[Collected data entries]
-=-=-=-=-

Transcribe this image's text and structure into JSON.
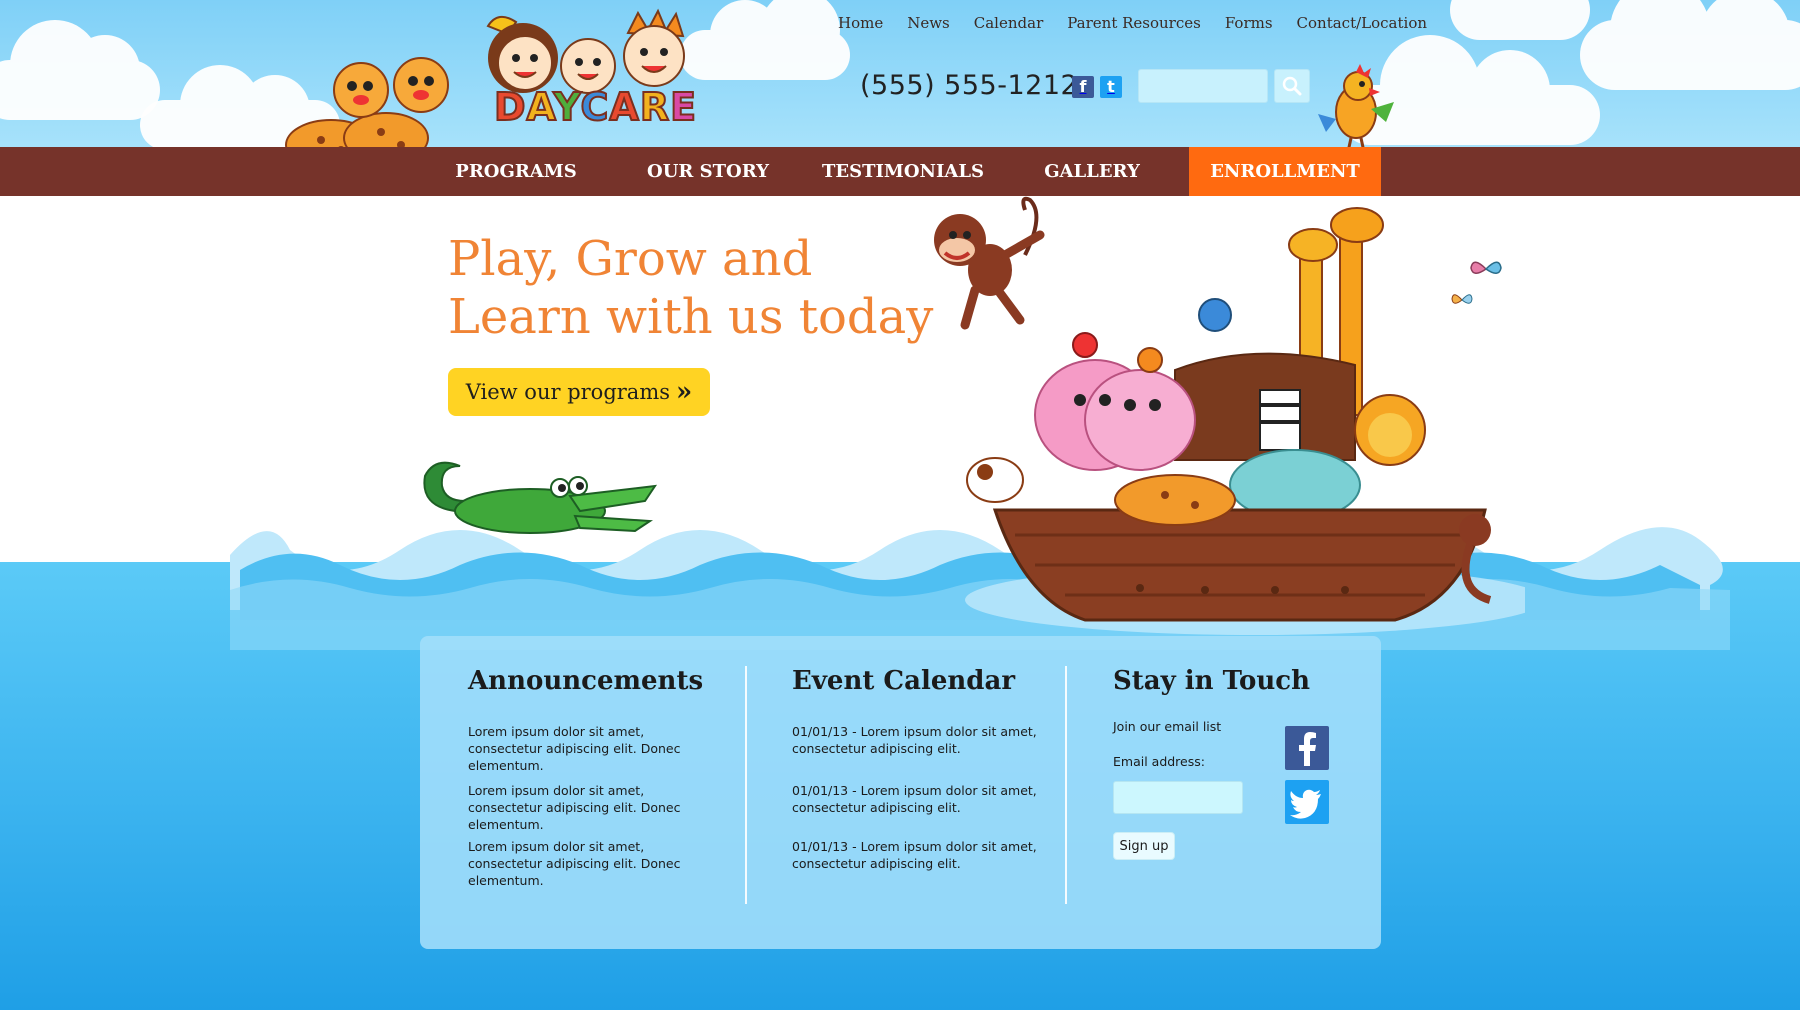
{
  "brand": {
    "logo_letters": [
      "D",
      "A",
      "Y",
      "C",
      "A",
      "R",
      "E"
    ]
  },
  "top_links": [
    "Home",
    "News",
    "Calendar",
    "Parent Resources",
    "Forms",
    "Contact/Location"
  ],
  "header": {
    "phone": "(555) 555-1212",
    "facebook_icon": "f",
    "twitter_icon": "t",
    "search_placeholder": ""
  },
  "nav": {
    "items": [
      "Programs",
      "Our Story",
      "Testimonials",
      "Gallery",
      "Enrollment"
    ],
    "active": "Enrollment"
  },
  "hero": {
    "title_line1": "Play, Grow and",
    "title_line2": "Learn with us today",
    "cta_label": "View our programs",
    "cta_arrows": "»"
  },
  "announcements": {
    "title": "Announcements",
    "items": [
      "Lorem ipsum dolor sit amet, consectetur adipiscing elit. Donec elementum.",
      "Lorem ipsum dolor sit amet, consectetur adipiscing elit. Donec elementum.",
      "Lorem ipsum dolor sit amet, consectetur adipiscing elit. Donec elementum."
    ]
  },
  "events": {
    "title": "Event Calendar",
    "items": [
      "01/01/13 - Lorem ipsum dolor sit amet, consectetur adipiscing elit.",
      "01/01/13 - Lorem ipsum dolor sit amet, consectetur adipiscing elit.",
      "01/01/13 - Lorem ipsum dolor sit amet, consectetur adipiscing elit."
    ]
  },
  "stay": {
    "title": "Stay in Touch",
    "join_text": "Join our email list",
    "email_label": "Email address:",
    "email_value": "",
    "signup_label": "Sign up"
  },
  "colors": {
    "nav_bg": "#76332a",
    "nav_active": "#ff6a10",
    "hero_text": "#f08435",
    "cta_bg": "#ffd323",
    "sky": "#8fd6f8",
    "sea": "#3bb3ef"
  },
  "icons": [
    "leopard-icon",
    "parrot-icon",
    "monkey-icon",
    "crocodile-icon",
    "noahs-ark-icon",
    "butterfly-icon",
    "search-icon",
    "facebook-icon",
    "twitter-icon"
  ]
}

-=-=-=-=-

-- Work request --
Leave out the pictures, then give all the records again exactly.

-- Final answer --
Transcribe this image's text and structure into JSON.
{
  "brand": {
    "logo_letters": [
      "D",
      "A",
      "Y",
      "C",
      "A",
      "R",
      "E"
    ]
  },
  "top_links": [
    "Home",
    "News",
    "Calendar",
    "Parent Resources",
    "Forms",
    "Contact/Location"
  ],
  "header": {
    "phone": "(555) 555-1212",
    "facebook_icon": "f",
    "twitter_icon": "t",
    "search_placeholder": ""
  },
  "nav": {
    "items": [
      "Programs",
      "Our Story",
      "Testimonials",
      "Gallery",
      "Enrollment"
    ],
    "active": "Enrollment"
  },
  "hero": {
    "title_line1": "Play, Grow and",
    "title_line2": "Learn with us today",
    "cta_label": "View our programs",
    "cta_arrows": "»"
  },
  "announcements": {
    "title": "Announcements",
    "items": [
      "Lorem ipsum dolor sit amet, consectetur adipiscing elit. Donec elementum.",
      "Lorem ipsum dolor sit amet, consectetur adipiscing elit. Donec elementum.",
      "Lorem ipsum dolor sit amet, consectetur adipiscing elit. Donec elementum."
    ]
  },
  "events": {
    "title": "Event Calendar",
    "items": [
      "01/01/13 - Lorem ipsum dolor sit amet, consectetur adipiscing elit.",
      "01/01/13 - Lorem ipsum dolor sit amet, consectetur adipiscing elit.",
      "01/01/13 - Lorem ipsum dolor sit amet, consectetur adipiscing elit."
    ]
  },
  "stay": {
    "title": "Stay in Touch",
    "join_text": "Join our email list",
    "email_label": "Email address:",
    "email_value": "",
    "signup_label": "Sign up"
  },
  "colors": {
    "nav_bg": "#76332a",
    "nav_active": "#ff6a10",
    "hero_text": "#f08435",
    "cta_bg": "#ffd323",
    "sky": "#8fd6f8",
    "sea": "#3bb3ef"
  },
  "icons": [
    "leopard-icon",
    "parrot-icon",
    "monkey-icon",
    "crocodile-icon",
    "noahs-ark-icon",
    "butterfly-icon",
    "search-icon",
    "facebook-icon",
    "twitter-icon"
  ]
}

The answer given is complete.